What do you tell a twelve-year-old girl who has never seen the outside world?
27 November 2018
Goodman Arts Centre, Block L, #01-46
20 November–7 December 2018
We have all entertained thoughts about what we would tell a Martian about us, if we were to meet it. My experience meeting Charlie is the closest you can get.
Charlie is a twelve-year-old girl, portrayed by Victoria Chen, who has been raised in a sterile room. For some unknown reason, one is given a fifteen-minute visitation, in which one is allowed to talk to her about anything. The only ground rules are not to touch her, or let her out of the room.
I should have heeded the advice of countless etiquette books of not arriving at someone’s place a little too early. Being the first in the shift, I arrived fifteen minutes beforehand, and “the woman”, as Charlie calls her, has yet to complete setting up. Throughout my wait, it felt that I was waiting to see Victoria Chen perform something, rather than waiting for this opportune moment to meet Charlie.
All of that changed when “the woman” opens the door to a spartan room with fluorescent lights.

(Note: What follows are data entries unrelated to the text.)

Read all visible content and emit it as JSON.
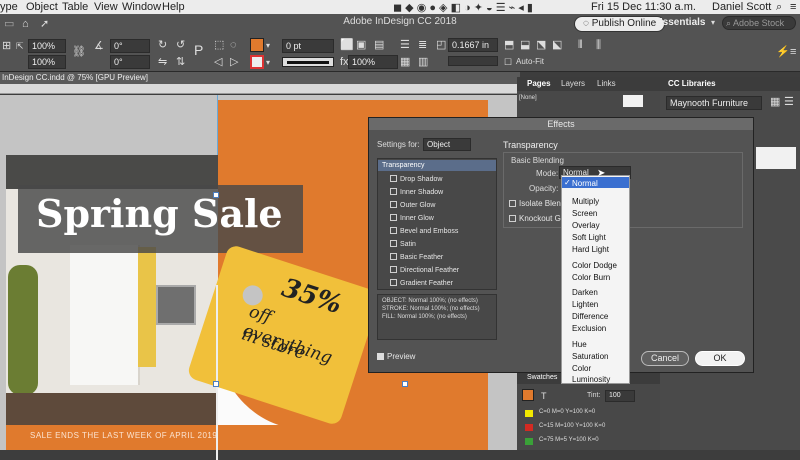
{
  "menubar": {
    "items": [
      "ype",
      "Object",
      "Table",
      "View",
      "Window",
      "Help"
    ],
    "clock": "Fri 15 Dec 11:30 a.m.",
    "user": "Daniel Scott"
  },
  "window": {
    "title": "Adobe InDesign CC 2018",
    "publish_label": "Publish Online",
    "workspace": "Essentials",
    "stock_placeholder": "Adobe Stock"
  },
  "control": {
    "scale_x": "100%",
    "scale_y": "100%",
    "rotate": "0°",
    "shear": "0°",
    "stroke_weight": "0 pt",
    "opacity": "100%",
    "ref": "0.1667 in",
    "autofit": "Auto-Fit"
  },
  "doc": {
    "tab": "InDesign CC.indd @ 75% [GPU Preview]"
  },
  "ad": {
    "headline": "Spring Sale",
    "tag1": "35%",
    "tag2": "off everything",
    "tag3": "in store",
    "footer": "SALE ENDS THE LAST WEEK OF APRIL 2019"
  },
  "effects": {
    "title": "Effects",
    "settings_label": "Settings for:",
    "settings_value": "Object",
    "section": "Transparency",
    "basic": "Basic Blending",
    "mode_label": "Mode:",
    "mode_value": "Normal",
    "opacity_label": "Opacity:",
    "isolate": "Isolate Blend",
    "knockout": "Knockout G",
    "list": [
      "Transparency",
      "Drop Shadow",
      "Inner Shadow",
      "Outer Glow",
      "Inner Glow",
      "Bevel and Emboss",
      "Satin",
      "Basic Feather",
      "Directional Feather",
      "Gradient Feather"
    ],
    "summary": [
      "OBJECT: Normal 100%; (no effects)",
      "STROKE: Normal 100%; (no effects)",
      "FILL: Normal 100%; (no effects)"
    ],
    "preview": "Preview",
    "cancel": "Cancel",
    "ok": "OK"
  },
  "blend_modes": [
    "Normal",
    "Multiply",
    "Screen",
    "Overlay",
    "Soft Light",
    "Hard Light",
    "Color Dodge",
    "Color Burn",
    "Darken",
    "Lighten",
    "Difference",
    "Exclusion",
    "Hue",
    "Saturation",
    "Color",
    "Luminosity"
  ],
  "pages": {
    "tabs": [
      "Pages",
      "Layers",
      "Links"
    ],
    "none": "[None]"
  },
  "cclib": {
    "tab": "CC Libraries",
    "library": "Maynooth Furniture"
  },
  "swatches": {
    "tab": "Swatches",
    "tint_label": "Tint:",
    "tint": "100",
    "items": [
      "C=0 M=0 Y=100 K=0",
      "C=15 M=100 Y=100 K=0",
      "C=75 M=5 Y=100 K=0"
    ]
  }
}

Charlie is lying on a mattress covered with a white bed sheet. Beside the mattress are scattered drawings, which Charlie later reveals that they are scenes from her dreams.
Eager to discuss as many topics as possible, I ask a series of questions to find out more about Charlie. I established that a “professor” visits her to check on her and give her more paper and markers, and a “woman” would usually deliver food and drink to her.
Before I knew it, Charlie turns the tables, “How do you spend your time?”
Explaining to her the concept of work and money sparks off a philosophical dialogue:
“Why would you do something you don’t like? Shouldn’t you do what makes you happy?”
“I like it for the most part, but as with anything, there are parts that you don’t like and you have to do it.”
“But why can’t you just do the parts that you like?”
“Unfortunately, to get ‘money’, you have to do both. Then, you use the ‘money’ to buy food and other stuff that makes you happy.”
Charlie is unconvinced—so am I.
Apart from being philosophical, she is incredibly attuned to the ebb and flow of conversation. There are moments when she simply keeps quiet and looks at you as you continuously explain things, while trying to assess whether she shares the same set of concepts as you do. Soon, Charlie unwittingly becomes your psychologist as you become increasingly aware of what matters to you based on the topics you chose.
Suddenly, the door opens and our time is up.
“Bye bye… Isaac.”
This takes me by surprise. I only told her my name at the very start, and she still remembers. The slight pause before saying my name sparks an internal struggle: What is stopping me from taking her out of the room? Who are these people that I have to listen to them? If I “rescue” her, how do I ensure that she is safe?
Before I could formulate any answers, I am already on my way to the train station.
It is odd how one could connect to a fictional child embodied by a wonderful actor. Who would have thought that I would benefit more from the conversation than Charlie?
“Meeting Charlie was also seeing my inner self – A Reflection” by Sam Kee, Arts Republic
“Review: Charlie by Bhumi Collective” by Bak Chor Mee Boy